First, Atrios is upset because he doesn’t like criticism of young people. Why? Beats me. As near as I can tell, millennials don’t actually attract any more abuse than any other age cohort. I’m not sure why they should be any more immune to criticism than anyone else.
Second, and more important, this poll result seems like a bit of an outlier. On average, other polls seem to show Johnson and Stein getting about a quarter of the millennial vote, not 36 percent. What’s more, a lot of that is coming from Trump voters. Defecting millennials seem to be split nearly evenly between lefty Clinton defectors and center-right Trump defectors.
That said, Clinton is clearly doing worse among millennials than Obama did four years ago. But it’s a very restricted group of millennials. Over at 538, Harry Enten lays out some survey data which suggests that virtually all of the defection is in the 18-24 age group. Older millennials are supporting Clinton at about the rate you’d expect.

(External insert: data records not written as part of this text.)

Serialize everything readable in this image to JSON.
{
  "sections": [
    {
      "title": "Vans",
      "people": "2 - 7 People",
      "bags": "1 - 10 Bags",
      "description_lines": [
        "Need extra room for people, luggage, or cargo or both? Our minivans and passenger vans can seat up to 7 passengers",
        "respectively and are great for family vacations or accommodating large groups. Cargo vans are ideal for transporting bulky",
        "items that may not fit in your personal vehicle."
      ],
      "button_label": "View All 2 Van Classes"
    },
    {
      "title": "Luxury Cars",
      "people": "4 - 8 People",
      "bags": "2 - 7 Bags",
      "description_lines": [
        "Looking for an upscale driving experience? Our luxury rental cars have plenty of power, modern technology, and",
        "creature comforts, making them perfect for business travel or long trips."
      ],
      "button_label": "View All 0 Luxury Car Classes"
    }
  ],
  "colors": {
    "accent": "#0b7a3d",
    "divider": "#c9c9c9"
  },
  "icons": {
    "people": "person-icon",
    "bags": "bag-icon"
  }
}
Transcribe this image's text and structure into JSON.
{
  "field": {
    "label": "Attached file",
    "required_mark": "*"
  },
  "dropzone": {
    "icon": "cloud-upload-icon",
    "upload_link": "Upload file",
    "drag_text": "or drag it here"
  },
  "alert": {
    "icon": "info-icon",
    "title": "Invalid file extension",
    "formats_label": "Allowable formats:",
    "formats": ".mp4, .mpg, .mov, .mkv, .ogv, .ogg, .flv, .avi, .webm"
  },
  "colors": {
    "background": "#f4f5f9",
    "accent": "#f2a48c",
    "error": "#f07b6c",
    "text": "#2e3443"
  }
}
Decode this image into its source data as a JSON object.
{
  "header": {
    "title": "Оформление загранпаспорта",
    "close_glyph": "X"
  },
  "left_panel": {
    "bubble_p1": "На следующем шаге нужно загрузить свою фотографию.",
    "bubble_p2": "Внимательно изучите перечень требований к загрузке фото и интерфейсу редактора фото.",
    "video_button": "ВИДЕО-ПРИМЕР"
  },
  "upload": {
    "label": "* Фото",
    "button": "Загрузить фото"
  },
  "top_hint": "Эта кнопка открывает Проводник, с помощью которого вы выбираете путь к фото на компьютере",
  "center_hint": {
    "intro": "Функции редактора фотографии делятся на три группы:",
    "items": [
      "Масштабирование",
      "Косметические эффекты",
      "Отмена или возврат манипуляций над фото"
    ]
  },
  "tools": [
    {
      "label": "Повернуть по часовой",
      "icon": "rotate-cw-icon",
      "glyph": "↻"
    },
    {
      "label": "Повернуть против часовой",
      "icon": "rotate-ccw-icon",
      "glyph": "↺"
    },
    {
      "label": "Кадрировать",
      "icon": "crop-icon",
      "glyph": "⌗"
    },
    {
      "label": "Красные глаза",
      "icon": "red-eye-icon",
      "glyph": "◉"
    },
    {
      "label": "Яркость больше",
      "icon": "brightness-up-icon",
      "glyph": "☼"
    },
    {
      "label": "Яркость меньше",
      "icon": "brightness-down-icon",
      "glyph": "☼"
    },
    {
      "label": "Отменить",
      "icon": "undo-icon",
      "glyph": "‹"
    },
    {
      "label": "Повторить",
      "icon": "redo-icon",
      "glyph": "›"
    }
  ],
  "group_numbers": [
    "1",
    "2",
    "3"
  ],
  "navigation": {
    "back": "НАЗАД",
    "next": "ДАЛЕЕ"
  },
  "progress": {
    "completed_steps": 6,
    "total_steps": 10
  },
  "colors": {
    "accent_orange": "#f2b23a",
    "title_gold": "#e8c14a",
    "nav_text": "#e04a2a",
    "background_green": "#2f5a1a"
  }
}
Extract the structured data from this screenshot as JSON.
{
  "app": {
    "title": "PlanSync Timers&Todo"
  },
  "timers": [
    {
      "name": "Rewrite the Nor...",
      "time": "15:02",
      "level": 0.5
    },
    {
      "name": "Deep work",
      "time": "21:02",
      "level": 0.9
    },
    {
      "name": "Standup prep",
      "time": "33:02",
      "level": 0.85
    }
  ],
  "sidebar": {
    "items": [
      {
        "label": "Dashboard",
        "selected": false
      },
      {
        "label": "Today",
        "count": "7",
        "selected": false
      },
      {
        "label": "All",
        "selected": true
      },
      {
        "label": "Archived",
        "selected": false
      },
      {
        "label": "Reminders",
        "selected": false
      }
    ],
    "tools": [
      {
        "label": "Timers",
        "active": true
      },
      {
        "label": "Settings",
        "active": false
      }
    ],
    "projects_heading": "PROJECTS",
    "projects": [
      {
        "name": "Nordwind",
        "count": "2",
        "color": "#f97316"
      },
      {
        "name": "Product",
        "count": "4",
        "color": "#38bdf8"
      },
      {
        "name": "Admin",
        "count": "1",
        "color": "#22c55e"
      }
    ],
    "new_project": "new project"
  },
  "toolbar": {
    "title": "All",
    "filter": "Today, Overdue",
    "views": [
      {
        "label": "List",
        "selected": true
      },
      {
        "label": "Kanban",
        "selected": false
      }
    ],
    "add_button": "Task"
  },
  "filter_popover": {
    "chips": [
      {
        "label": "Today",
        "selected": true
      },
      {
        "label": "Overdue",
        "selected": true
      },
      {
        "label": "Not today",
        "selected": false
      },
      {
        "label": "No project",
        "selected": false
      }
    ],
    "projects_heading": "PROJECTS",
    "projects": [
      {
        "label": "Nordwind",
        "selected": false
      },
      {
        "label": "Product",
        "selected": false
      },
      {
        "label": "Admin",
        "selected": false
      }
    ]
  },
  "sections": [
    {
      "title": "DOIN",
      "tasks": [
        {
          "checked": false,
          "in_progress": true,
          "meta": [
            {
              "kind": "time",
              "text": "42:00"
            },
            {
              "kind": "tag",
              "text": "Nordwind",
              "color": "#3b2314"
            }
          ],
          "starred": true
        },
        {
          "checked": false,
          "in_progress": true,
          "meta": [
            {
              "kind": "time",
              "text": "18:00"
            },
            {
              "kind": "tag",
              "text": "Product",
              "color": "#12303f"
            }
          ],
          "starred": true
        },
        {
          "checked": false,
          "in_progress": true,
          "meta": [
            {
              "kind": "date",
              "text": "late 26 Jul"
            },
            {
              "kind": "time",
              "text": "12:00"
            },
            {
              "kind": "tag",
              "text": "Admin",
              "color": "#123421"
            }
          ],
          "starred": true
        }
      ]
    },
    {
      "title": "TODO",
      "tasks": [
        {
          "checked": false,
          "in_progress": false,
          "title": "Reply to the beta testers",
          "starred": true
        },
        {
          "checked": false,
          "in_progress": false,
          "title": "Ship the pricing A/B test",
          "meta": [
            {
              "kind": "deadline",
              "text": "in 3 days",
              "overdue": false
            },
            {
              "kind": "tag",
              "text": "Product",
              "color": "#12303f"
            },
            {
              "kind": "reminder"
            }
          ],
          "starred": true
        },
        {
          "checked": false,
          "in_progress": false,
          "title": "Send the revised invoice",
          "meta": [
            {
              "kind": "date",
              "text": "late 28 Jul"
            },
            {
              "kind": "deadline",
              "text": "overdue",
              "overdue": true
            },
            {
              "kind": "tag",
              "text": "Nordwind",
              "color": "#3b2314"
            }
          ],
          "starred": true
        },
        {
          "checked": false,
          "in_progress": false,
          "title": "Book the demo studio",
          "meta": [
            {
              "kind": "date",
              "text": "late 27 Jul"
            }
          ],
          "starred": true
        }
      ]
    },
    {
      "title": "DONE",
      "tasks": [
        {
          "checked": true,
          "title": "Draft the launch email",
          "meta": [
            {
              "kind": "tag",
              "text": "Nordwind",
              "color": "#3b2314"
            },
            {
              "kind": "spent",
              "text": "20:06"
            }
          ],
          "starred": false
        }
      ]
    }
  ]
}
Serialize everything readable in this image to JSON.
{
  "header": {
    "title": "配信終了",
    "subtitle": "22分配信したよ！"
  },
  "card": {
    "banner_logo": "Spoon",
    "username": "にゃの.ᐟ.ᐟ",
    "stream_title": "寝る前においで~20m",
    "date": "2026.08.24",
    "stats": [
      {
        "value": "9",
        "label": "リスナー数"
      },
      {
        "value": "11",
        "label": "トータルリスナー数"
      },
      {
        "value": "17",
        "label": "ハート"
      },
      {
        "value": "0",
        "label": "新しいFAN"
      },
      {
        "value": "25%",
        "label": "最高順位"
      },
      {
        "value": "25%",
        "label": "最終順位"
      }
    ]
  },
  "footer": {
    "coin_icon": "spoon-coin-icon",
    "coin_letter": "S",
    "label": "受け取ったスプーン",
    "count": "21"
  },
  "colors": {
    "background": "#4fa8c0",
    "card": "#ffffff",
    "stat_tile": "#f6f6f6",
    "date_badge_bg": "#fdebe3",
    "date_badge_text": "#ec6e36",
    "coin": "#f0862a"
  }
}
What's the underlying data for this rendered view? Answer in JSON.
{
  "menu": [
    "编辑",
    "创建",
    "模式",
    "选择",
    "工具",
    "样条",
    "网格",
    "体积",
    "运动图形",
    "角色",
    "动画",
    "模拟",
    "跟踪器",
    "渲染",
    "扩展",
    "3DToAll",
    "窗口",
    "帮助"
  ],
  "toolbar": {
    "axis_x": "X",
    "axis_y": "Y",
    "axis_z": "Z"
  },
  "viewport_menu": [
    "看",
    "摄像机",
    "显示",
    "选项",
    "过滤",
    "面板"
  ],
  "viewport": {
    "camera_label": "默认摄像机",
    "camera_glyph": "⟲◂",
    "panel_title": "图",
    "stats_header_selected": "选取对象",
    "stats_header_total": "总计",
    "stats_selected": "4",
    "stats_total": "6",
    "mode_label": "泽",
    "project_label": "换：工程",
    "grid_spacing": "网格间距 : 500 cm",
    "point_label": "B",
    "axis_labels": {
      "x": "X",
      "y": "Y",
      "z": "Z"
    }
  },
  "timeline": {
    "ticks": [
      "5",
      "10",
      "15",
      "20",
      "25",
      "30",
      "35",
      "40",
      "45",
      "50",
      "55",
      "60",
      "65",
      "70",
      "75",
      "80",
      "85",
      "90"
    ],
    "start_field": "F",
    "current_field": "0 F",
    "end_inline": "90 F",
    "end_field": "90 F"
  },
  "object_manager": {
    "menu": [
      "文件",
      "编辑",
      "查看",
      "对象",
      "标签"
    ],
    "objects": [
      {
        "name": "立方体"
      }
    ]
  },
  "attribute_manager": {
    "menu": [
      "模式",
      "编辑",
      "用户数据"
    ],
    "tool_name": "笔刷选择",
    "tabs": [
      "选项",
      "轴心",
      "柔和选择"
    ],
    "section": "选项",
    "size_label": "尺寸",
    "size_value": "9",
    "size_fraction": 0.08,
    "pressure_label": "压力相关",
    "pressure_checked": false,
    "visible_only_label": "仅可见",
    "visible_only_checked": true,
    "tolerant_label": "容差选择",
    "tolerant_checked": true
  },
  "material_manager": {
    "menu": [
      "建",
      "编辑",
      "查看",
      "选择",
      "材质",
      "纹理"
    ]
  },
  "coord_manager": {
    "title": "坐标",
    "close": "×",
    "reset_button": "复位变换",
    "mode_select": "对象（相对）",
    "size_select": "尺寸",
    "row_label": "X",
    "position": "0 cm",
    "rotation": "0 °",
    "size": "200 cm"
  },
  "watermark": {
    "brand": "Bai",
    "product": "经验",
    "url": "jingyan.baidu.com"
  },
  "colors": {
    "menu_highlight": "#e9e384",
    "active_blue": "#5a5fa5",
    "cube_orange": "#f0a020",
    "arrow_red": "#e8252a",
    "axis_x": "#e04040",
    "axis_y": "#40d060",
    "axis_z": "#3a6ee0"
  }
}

So what’s the deal with this very young age group? Here’s where I part from Clara: I reserve most of my frustration for Bernie Sanders. He’s the one who convinced these folks that Clinton was in the pocket of Wall Street. She gave a speech to Goldman Sachs! He’s the one who convinced them she was a tool of wealthy elites. She’s raising money from rich people! He’s the one who convinced them she was a corporate shill. She supported the TPP! He’s the one who, when he finally endorsed her, did it so grudgingly that he sounded like a guy being held hostage. He’s the one who did next to nothing to get his supporters to stop booing her from the convention floor. He’s the one who promised he’d campaign his heart out to defeat Donald Trump, but has done hardly anything since—despite finding plenty of time to campaign against Debbie Wasserman Schultz and set up an anti-TPP movement.
There’s a reason that very young millennials are strongly anti-Clinton even though the same age group supported Obama energetically during his elections—and it’s not because their policy views are very different. A small part of it is probably just that Clinton is 68 years old (though Sanders was older). Part of it is probably that she isn’t the inspirational speaker Obama was. But most of it can be laid at the feet of Bernie Sanders. He convinced young voters that Hillary Clinton was a shifty, corrupt, lying shill who cared nothing for real progressive values—despite a literal lifetime of fighting for them. Sadly, that stuck.